I had a Maxi, which was like a matchbox on steroids. The only reason you knew it was a car was ‘cos it had a steering wheel. It was the most basic form of frickin’ transport! But it could have been worse. My next-door neighbour had a Lada. What’s the difference between a Lada and a sheep? It’s not half as embarrassing getting out the back of a sheep!

What’s the best car you’ve ever had?

A 1928 Bentley, the 4.5-litre Le Mans. The first time I saw it, everything went north on us, except me jaw, that went south. I just had to have it. That car, I think, is a masterpiece. But it’s got nae windscreen, man! The goggles have to go on, the leather flying jacket, the hat’s on backwards.

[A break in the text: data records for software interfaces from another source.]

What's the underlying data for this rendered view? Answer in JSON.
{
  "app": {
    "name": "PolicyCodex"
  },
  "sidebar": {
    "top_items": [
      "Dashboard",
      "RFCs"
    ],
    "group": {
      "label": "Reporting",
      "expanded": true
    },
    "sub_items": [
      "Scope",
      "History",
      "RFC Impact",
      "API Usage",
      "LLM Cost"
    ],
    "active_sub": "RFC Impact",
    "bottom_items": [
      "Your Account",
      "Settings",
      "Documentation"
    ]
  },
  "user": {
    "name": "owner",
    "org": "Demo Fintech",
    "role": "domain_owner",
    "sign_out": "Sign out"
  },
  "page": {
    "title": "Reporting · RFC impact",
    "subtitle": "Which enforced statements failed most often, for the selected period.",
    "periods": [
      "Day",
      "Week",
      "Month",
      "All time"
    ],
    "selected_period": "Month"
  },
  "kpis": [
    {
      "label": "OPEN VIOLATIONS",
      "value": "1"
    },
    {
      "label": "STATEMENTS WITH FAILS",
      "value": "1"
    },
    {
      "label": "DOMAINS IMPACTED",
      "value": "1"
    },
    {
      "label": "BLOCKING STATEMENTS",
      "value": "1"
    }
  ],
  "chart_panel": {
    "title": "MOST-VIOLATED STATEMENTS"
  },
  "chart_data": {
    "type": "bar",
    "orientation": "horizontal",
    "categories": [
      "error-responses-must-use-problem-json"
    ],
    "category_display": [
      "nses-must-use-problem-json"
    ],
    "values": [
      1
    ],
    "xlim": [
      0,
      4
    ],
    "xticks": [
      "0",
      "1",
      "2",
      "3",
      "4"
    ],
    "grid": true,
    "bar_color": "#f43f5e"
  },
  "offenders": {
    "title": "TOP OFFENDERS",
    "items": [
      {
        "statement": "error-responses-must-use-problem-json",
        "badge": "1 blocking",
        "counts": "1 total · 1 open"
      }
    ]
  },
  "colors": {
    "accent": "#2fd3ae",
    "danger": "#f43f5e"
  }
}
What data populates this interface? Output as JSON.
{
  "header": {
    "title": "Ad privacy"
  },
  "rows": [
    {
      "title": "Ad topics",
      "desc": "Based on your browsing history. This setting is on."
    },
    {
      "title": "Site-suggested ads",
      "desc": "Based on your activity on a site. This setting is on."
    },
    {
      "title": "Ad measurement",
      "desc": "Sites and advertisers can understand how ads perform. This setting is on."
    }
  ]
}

All I need is a stick-on moustache!

You’re obsessed, aren’t you?

Oh, I’m dreadful! That Bentley was ludicrously expensive – I mean, just crackers. But I thought to myself, you’re 61, and it’s the old saying: you might as well spend it – if you don’t, the kids will! And they will! So bollocks to them!

What does the future hold for AC/DC?

Well, we were talking about the end of the tour and I said, “We’re finishing in May and that’s me done!”. But Malcolm [Young, rhythm guitarist] said, “What are you talkin’ about? We’re not gonna let you retire!”. And now they’re talking about next year. I’m going, “What do you mean next year? We’re finishing in May in Japan, I’ll be tired!”. And they said, “Well, we’ve been offered some festivals…”.

So there’s no end in sight?

It’s a tough one. It’s not me – it’s just my age. I try to keep myself fit, and I love it being in this band. But it’s not just me – Cliff [Williams, bassist] is knocking on a bit more than the others. The other lads are in their early 50s. I’m the old dog in the regiment. It’s a purely selfish thing. I don’t want to look a prat if I try to push it too far. I don’t want for people to see me on stage and say, “Oh, poor old fucker – the band’s carrying him!”.

Well, nobody is saying that!

Aw, thanks, my son! You know, we’ve been out on the road since September [2008], but it never gets boring. They’re just the best rock band, and just to listen to them every night, it gets me. Every time they kick in, you think, ‘What the fuck!’. You’re on again and you’re thinking, ‘This is ridiculous! I’m still grooving!’.

This was published in Classic Rock issue 138.